So the SCOOT system would not eliminate congestion attributed to the proposed use (Aldi). In other words there would be more traffic but the SCOOT system would mitigate some of the issues. Rather than the existing 28 car queue, the queue would be more than 28 but significantly less than 53.

I believe it is wrong to categorise this as ‘improved traffic flows’.


#38

If development is allowed perhaps some allocated parking for Livesey hall could be included?
I have yet to find the car park full even Ssinsburys is busy at times but never without spaces


#39

Sorry - I should have been clearer.

The Kier proposal had made provision for dedicated parking for Hall patrons. Now lost for meantime.

Not enough - but the working assumption is that once patrons get to know it exists and can also enter from the rear of the Hall - they will use the more conveniently accessible parking slots.


#40

It has been pointed out to me that this is not actually a planning application. It is “Prior notification of the demolition of the two existing gasholders and ancillary buildings at Bell Green”
There is no requirement for any decision to be made and it is extremely unlikely that anything will save the gas holders - they are history!

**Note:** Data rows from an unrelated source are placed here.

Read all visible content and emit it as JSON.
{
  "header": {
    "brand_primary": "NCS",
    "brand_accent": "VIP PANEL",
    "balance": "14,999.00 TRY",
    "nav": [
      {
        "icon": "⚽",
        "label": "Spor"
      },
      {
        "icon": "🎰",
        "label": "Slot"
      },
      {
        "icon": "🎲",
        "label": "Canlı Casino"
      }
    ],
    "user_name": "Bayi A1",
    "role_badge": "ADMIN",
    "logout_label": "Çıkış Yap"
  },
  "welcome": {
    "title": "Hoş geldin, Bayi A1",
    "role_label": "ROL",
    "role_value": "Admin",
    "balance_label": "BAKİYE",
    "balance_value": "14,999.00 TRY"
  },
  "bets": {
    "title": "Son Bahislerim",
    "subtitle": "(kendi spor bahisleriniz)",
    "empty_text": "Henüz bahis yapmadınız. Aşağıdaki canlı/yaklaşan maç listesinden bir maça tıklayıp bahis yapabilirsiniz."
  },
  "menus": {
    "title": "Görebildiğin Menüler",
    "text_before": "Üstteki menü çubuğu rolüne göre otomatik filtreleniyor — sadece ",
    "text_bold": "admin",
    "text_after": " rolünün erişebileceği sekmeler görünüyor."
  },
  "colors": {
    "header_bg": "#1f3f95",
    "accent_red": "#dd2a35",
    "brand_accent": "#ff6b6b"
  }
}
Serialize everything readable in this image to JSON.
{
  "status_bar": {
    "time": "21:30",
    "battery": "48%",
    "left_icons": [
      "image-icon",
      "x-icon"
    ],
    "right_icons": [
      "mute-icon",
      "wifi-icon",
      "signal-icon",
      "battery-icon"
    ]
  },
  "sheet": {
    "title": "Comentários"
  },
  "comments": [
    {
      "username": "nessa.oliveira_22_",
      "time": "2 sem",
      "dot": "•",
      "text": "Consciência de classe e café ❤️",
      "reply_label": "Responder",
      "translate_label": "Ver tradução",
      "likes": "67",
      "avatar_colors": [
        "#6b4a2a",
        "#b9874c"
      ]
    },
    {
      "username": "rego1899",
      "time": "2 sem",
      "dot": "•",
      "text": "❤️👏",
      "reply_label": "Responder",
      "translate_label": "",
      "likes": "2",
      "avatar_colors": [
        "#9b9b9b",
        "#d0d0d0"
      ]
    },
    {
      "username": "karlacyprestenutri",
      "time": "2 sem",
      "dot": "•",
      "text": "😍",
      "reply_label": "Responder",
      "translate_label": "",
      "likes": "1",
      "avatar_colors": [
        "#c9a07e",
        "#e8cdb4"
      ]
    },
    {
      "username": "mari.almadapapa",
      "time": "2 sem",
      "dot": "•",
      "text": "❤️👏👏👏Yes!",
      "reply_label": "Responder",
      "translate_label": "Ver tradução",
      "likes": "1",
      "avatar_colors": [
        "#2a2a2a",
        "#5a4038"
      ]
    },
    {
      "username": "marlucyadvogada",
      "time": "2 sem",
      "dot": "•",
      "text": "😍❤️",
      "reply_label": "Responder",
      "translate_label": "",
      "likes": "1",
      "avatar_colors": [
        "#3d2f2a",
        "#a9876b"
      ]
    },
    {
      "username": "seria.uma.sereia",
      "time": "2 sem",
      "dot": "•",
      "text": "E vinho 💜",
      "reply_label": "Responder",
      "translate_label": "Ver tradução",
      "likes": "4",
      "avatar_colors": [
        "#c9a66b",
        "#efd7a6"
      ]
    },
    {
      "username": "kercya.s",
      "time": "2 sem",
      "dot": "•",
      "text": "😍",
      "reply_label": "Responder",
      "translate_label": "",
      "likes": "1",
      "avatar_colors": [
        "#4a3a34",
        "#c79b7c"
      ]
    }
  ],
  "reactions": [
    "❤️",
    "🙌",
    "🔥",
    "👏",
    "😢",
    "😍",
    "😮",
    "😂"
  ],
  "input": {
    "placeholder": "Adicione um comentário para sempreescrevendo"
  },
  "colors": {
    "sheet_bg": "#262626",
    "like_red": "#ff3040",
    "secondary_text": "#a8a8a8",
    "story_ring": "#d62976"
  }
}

#41

Micheal

I must congratulate you in your transparency and promptness in making this statement contrary to your OP.

However in your defence, your “mea culpa” may be premature. I for one did not see the difference .in the form of application.

There were significant departures from standard procedures that resulted in this local listing being granted. Those actors who led in the matter will not see this as the end.

I fully recognise that FOHSoc played no part in this.